_Instructions for the task:_ Keep every line of the data below that has the string "Inventory" and present those lines.

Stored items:
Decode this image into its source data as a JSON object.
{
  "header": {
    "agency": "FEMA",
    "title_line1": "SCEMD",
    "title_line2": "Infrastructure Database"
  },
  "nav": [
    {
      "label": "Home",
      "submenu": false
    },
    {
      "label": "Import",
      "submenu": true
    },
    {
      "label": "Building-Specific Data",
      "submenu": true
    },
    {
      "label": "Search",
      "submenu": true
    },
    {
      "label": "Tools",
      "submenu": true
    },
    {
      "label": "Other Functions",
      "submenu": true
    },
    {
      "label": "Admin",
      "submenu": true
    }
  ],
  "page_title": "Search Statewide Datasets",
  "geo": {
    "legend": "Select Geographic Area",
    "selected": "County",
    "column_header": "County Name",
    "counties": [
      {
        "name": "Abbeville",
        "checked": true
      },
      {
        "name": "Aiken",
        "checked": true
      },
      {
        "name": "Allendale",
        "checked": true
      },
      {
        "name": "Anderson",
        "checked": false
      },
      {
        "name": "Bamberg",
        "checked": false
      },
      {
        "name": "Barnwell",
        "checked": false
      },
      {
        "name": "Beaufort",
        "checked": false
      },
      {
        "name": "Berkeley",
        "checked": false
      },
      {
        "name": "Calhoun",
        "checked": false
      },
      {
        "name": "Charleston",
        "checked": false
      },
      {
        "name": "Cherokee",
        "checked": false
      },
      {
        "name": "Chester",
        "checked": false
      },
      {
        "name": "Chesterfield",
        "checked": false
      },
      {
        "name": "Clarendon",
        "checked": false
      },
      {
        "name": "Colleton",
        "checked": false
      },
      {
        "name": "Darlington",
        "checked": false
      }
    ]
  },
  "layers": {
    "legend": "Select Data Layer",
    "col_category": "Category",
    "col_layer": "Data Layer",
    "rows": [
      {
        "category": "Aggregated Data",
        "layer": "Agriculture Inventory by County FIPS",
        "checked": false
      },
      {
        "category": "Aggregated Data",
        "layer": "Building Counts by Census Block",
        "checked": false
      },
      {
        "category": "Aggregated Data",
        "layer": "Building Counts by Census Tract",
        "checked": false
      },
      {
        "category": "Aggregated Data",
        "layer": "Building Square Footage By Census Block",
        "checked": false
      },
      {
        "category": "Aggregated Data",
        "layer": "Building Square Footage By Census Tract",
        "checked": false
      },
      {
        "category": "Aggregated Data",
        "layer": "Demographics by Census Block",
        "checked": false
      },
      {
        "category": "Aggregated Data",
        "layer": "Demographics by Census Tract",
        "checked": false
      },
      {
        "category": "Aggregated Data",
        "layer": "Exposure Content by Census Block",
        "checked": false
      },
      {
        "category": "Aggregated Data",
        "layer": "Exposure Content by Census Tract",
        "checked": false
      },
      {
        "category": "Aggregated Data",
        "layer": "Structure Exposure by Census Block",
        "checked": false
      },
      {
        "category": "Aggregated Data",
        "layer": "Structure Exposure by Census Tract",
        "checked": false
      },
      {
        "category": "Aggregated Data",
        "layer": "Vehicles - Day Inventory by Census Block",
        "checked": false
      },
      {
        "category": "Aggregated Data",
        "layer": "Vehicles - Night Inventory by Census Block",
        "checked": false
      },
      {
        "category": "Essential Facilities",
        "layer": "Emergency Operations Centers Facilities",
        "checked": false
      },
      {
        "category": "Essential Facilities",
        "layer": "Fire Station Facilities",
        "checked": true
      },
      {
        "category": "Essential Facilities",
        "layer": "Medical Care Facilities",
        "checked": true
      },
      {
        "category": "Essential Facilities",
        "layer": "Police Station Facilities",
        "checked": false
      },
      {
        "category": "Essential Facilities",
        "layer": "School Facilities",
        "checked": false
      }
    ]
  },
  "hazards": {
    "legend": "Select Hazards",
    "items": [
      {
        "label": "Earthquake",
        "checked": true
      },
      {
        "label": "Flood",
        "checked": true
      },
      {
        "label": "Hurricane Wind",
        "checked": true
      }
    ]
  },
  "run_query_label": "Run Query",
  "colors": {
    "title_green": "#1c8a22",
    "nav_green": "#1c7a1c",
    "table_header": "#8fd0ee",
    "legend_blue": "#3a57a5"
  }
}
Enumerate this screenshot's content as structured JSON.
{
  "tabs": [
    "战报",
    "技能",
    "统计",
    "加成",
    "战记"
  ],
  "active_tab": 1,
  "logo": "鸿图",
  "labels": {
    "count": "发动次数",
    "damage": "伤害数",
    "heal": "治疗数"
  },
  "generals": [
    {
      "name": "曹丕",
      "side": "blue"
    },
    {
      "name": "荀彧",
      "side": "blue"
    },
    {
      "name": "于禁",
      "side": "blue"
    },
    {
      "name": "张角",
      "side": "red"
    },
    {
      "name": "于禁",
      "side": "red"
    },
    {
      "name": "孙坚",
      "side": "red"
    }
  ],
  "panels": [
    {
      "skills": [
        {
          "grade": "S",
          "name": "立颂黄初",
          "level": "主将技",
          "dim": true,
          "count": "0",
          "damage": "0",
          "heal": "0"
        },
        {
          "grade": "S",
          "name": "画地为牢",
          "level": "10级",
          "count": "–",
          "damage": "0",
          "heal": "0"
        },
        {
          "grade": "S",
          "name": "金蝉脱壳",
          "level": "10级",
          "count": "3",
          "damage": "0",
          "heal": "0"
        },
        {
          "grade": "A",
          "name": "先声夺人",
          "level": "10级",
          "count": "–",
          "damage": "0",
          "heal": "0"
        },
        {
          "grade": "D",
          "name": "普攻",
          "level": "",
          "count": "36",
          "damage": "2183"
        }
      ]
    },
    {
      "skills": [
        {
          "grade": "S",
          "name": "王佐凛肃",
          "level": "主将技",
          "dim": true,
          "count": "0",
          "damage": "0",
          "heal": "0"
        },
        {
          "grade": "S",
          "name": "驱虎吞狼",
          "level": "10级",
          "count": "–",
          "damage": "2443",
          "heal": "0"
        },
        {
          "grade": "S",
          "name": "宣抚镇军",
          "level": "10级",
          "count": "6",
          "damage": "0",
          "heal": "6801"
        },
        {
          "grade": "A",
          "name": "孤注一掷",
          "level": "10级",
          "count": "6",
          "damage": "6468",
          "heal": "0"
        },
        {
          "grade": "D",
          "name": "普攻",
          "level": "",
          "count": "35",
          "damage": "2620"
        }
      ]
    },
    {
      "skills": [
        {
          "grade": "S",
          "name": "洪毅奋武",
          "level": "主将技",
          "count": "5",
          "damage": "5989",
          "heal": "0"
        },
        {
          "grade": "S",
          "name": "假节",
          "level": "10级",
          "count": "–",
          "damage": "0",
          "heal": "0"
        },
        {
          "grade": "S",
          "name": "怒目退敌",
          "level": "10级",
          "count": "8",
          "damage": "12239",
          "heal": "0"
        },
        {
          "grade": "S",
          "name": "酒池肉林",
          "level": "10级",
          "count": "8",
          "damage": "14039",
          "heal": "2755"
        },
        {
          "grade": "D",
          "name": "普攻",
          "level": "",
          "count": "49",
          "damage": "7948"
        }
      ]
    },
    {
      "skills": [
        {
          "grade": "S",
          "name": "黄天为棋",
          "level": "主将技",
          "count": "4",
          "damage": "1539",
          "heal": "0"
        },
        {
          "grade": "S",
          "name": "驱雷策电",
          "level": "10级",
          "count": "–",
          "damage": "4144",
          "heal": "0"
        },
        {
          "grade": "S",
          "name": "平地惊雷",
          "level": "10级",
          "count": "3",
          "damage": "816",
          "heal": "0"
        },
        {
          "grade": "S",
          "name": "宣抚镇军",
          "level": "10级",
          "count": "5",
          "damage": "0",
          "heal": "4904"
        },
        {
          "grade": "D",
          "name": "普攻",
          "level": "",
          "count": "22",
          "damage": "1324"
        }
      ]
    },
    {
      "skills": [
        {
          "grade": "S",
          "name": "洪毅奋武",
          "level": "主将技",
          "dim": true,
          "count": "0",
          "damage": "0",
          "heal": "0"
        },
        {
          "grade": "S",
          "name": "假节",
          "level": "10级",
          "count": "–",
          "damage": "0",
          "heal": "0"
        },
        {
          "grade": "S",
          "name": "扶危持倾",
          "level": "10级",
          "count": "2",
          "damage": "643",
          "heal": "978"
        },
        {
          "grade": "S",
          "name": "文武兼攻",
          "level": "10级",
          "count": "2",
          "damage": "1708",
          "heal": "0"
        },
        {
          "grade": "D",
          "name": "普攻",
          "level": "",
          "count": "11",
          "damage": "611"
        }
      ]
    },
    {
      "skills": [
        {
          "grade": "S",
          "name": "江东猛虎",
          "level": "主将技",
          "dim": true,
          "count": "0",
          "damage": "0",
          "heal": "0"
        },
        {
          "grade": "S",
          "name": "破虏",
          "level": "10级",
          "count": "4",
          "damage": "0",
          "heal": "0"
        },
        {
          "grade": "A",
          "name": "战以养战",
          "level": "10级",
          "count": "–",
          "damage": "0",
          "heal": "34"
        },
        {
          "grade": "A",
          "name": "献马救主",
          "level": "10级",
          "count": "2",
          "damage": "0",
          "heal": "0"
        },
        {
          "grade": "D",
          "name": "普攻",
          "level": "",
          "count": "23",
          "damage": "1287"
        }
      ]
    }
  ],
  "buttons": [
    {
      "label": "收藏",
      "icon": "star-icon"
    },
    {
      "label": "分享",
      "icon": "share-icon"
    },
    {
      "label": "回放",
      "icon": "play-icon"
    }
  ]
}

_Result:_
        "layer": "Agriculture Inventory by County FIPS",
        "layer": "Vehicles - Day Inventory by Census Block",
        "layer": "Vehicles - Night Inventory by Census Block",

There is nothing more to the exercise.